[Records excerpted from a collection]
--- START ---

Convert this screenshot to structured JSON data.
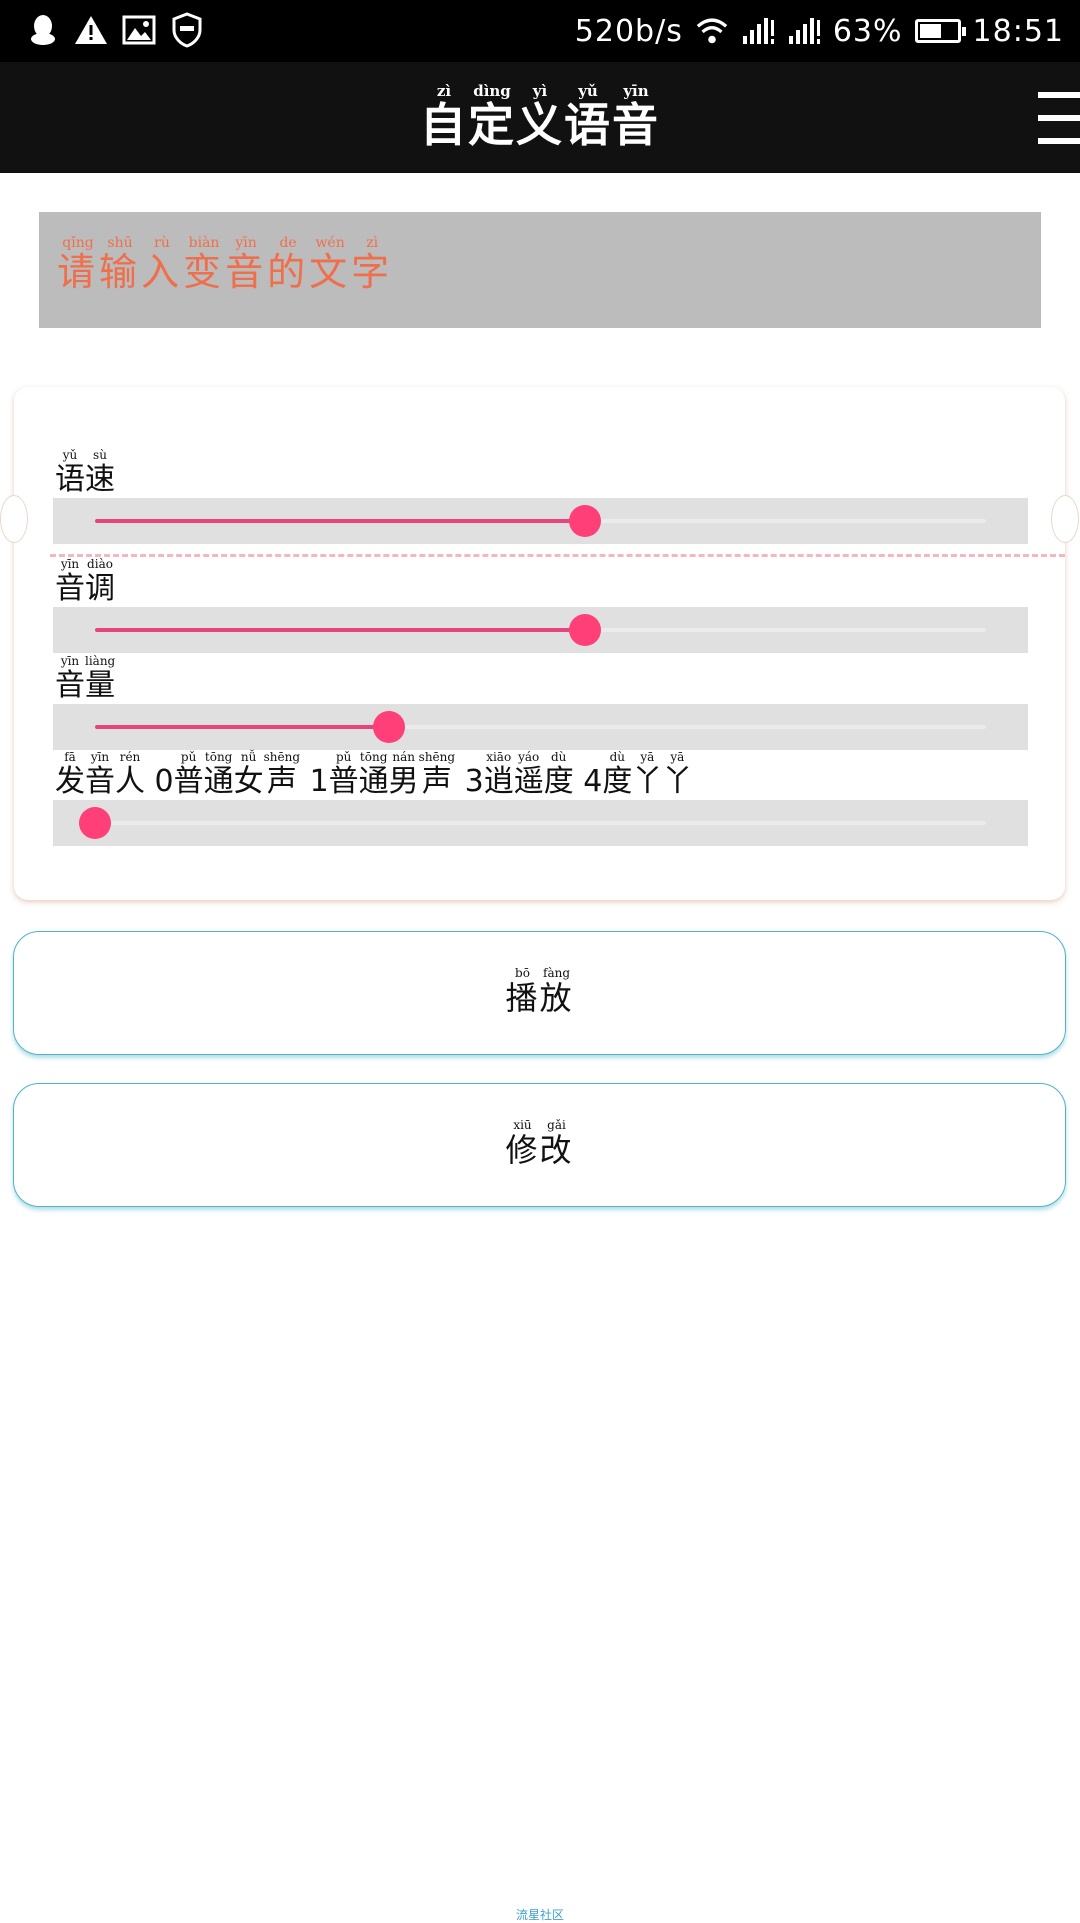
{
  "status_bar": {
    "network_speed": "520b/s",
    "battery_percent": "63%",
    "battery_level": 0.63,
    "time": "18:51",
    "icons": [
      "qq-icon",
      "warning-icon",
      "image-icon",
      "shield-icon",
      "wifi-icon",
      "signal-icon",
      "signal-icon",
      "battery-icon"
    ]
  },
  "header": {
    "title": [
      {
        "char": "自",
        "pinyin": "zì"
      },
      {
        "char": "定",
        "pinyin": "dìng"
      },
      {
        "char": "义",
        "pinyin": "yì"
      },
      {
        "char": "语",
        "pinyin": "yǔ"
      },
      {
        "char": "音",
        "pinyin": "yīn"
      }
    ],
    "menu_icon": "hamburger-menu-icon"
  },
  "text_input": {
    "placeholder": [
      {
        "char": "请",
        "pinyin": "qǐng"
      },
      {
        "char": "输",
        "pinyin": "shū"
      },
      {
        "char": "入",
        "pinyin": "rù"
      },
      {
        "char": "变",
        "pinyin": "biàn"
      },
      {
        "char": "音",
        "pinyin": "yīn"
      },
      {
        "char": "的",
        "pinyin": "de"
      },
      {
        "char": "文",
        "pinyin": "wén"
      },
      {
        "char": "字",
        "pinyin": "zì"
      }
    ],
    "placeholder_color": "#ef6f4c",
    "background": "#bcbcbc"
  },
  "controls": {
    "speed": {
      "label": [
        {
          "char": "语",
          "pinyin": "yǔ"
        },
        {
          "char": "速",
          "pinyin": "sù"
        }
      ],
      "value": 0.55
    },
    "pitch": {
      "label": [
        {
          "char": "音",
          "pinyin": "yīn"
        },
        {
          "char": "调",
          "pinyin": "diào"
        }
      ],
      "value": 0.55
    },
    "volume": {
      "label": [
        {
          "char": "音",
          "pinyin": "yīn"
        },
        {
          "char": "量",
          "pinyin": "liàng"
        }
      ],
      "value": 0.33
    },
    "speaker": {
      "label": [
        {
          "char": "发",
          "pinyin": "fā"
        },
        {
          "char": "音",
          "pinyin": "yīn"
        },
        {
          "char": "人",
          "pinyin": "rén"
        },
        {
          "char": " 0",
          "pinyin": ""
        },
        {
          "char": "普",
          "pinyin": "pǔ"
        },
        {
          "char": "通",
          "pinyin": "tōng"
        },
        {
          "char": "女",
          "pinyin": "nǚ"
        },
        {
          "char": "声",
          "pinyin": "shēng"
        },
        {
          "char": " 1",
          "pinyin": ""
        },
        {
          "char": "普",
          "pinyin": "pǔ"
        },
        {
          "char": "通",
          "pinyin": "tōng"
        },
        {
          "char": "男",
          "pinyin": "nán"
        },
        {
          "char": "声",
          "pinyin": "shēng"
        },
        {
          "char": " 3",
          "pinyin": ""
        },
        {
          "char": "逍",
          "pinyin": "xiāo"
        },
        {
          "char": "遥",
          "pinyin": "yáo"
        },
        {
          "char": "度",
          "pinyin": "dù"
        },
        {
          "char": " 4",
          "pinyin": ""
        },
        {
          "char": "度",
          "pinyin": "dù"
        },
        {
          "char": "丫",
          "pinyin": "yā"
        },
        {
          "char": "丫",
          "pinyin": "yā"
        }
      ],
      "value": 0
    }
  },
  "buttons": {
    "play": [
      {
        "char": "播",
        "pinyin": "bō"
      },
      {
        "char": "放",
        "pinyin": "fàng"
      }
    ],
    "modify": [
      {
        "char": "修",
        "pinyin": "xiū"
      },
      {
        "char": "改",
        "pinyin": "gǎi"
      }
    ]
  },
  "footer": {
    "watermark": "流星社区"
  },
  "colors": {
    "accent": "#ff3f77",
    "button_border": "#51b3c9",
    "header_bg": "#111111"
  }
}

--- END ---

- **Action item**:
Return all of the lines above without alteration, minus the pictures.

- **Reply**:
Convert this screenshot to structured JSON data.
{
  "status_bar": {
    "network_speed": "520b/s",
    "battery_percent": "63%",
    "battery_level": 0.63,
    "time": "18:51",
    "icons": [
      "qq-icon",
      "warning-icon",
      "image-icon",
      "shield-icon",
      "wifi-icon",
      "signal-icon",
      "signal-icon",
      "battery-icon"
    ]
  },
  "header": {
    "title": [
      {
        "char": "自",
        "pinyin": "zì"
      },
      {
        "char": "定",
        "pinyin": "dìng"
      },
      {
        "char": "义",
        "pinyin": "yì"
      },
      {
        "char": "语",
        "pinyin": "yǔ"
      },
      {
        "char": "音",
        "pinyin": "yīn"
      }
    ],
    "menu_icon": "hamburger-menu-icon"
  },
  "text_input": {
    "placeholder": [
      {
        "char": "请",
        "pinyin": "qǐng"
      },
      {
        "char": "输",
        "pinyin": "shū"
      },
      {
        "char": "入",
        "pinyin": "rù"
      },
      {
        "char": "变",
        "pinyin": "biàn"
      },
      {
        "char": "音",
        "pinyin": "yīn"
      },
      {
        "char": "的",
        "pinyin": "de"
      },
      {
        "char": "文",
        "pinyin": "wén"
      },
      {
        "char": "字",
        "pinyin": "zì"
      }
    ],
    "placeholder_color": "#ef6f4c",
    "background": "#bcbcbc"
  },
  "controls": {
    "speed": {
      "label": [
        {
          "char": "语",
          "pinyin": "yǔ"
        },
        {
          "char": "速",
          "pinyin": "sù"
        }
      ],
      "value": 0.55
    },
    "pitch": {
      "label": [
        {
          "char": "音",
          "pinyin": "yīn"
        },
        {
          "char": "调",
          "pinyin": "diào"
        }
      ],
      "value": 0.55
    },
    "volume": {
      "label": [
        {
          "char": "音",
          "pinyin": "yīn"
        },
        {
          "char": "量",
          "pinyin": "liàng"
        }
      ],
      "value": 0.33
    },
    "speaker": {
      "label": [
        {
          "char": "发",
          "pinyin": "fā"
        },
        {
          "char": "音",
          "pinyin": "yīn"
        },
        {
          "char": "人",
          "pinyin": "rén"
        },
        {
          "char": " 0",
          "pinyin": ""
        },
        {
          "char": "普",
          "pinyin": "pǔ"
        },
        {
          "char": "通",
          "pinyin": "tōng"
        },
        {
          "char": "女",
          "pinyin": "nǚ"
        },
        {
          "char": "声",
          "pinyin": "shēng"
        },
        {
          "char": " 1",
          "pinyin": ""
        },
        {
          "char": "普",
          "pinyin": "pǔ"
        },
        {
          "char": "通",
          "pinyin": "tōng"
        },
        {
          "char": "男",
          "pinyin": "nán"
        },
        {
          "char": "声",
          "pinyin": "shēng"
        },
        {
          "char": " 3",
          "pinyin": ""
        },
        {
          "char": "逍",
          "pinyin": "xiāo"
        },
        {
          "char": "遥",
          "pinyin": "yáo"
        },
        {
          "char": "度",
          "pinyin": "dù"
        },
        {
          "char": " 4",
          "pinyin": ""
        },
        {
          "char": "度",
          "pinyin": "dù"
        },
        {
          "char": "丫",
          "pinyin": "yā"
        },
        {
          "char": "丫",
          "pinyin": "yā"
        }
      ],
      "value": 0
    }
  },
  "buttons": {
    "play": [
      {
        "char": "播",
        "pinyin": "bō"
      },
      {
        "char": "放",
        "pinyin": "fàng"
      }
    ],
    "modify": [
      {
        "char": "修",
        "pinyin": "xiū"
      },
      {
        "char": "改",
        "pinyin": "gǎi"
      }
    ]
  },
  "footer": {
    "watermark": "流星社区"
  },
  "colors": {
    "accent": "#ff3f77",
    "button_border": "#51b3c9",
    "header_bg": "#111111"
  }
}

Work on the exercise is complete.